Recovery from the Covid-19 pandemic 

Pressure on the labour supply is temporarily high as businesses emerge from the covid-19 pandemic. The latest Job Vacancy report by Statistics Canada shows job vacancies climbed to 957,500 in the first quarter of 2022. So far, it is the highest quarterly number on record. 

The Job Vacancy report shows that the health care and social assistance sectors record a significant shortage due to the growing ageing population. Moreover, the covid-19 pandemic has further impacted the shortage. 

Another is the construction industry, which records numerous open positions, and the manufacturing and retail sector, which continues to record high vacancies. 

Growing Ageing Population 

The study suggests persistent labour supply challenges over the long term due to the growing aging population. Nearly one in five working Canadians are approaching retirement age.

As a result, modest, sustained increases in immigration levels will not be sufficient to offset the longer-term impacts.

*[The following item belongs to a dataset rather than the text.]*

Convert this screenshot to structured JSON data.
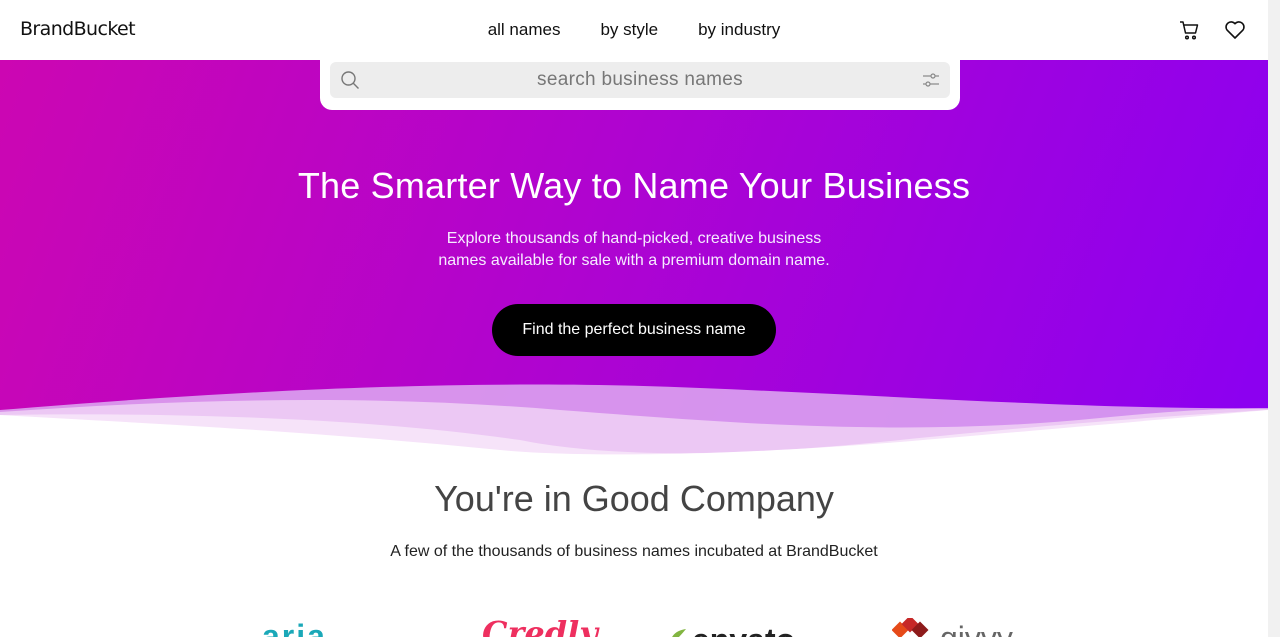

However, ongoing immigration is still essential to help alleviate the effects of ageing population on the labour market over time.

Immigration to help manage the labour shortage

Many businesses struggle to fill vacancies because of Canada’s severe shortage of skilled workers. As a result, Canada has turned to immigration to help solve this issue by providing numerous opportunities to temporary residents.

For example, extending PGWPs, conducting targeted draws and resuming all program draws. In addition, the Canadian government continues to increase immigration targets to meet the economic demand. 

Even before the pandemic in 2010, the employment rate for economic immigrants rose by 8 percent. Additionally, their salaries increased by 39%. In comparison, employment rates for Canada-borns increased by 2%.

This percentage difference is because there are not enough Canadians to fill open positions in the country’s growing economy. Therefore, to fill the gap in labour shortages and maintain economic growth, immigration would remain essential.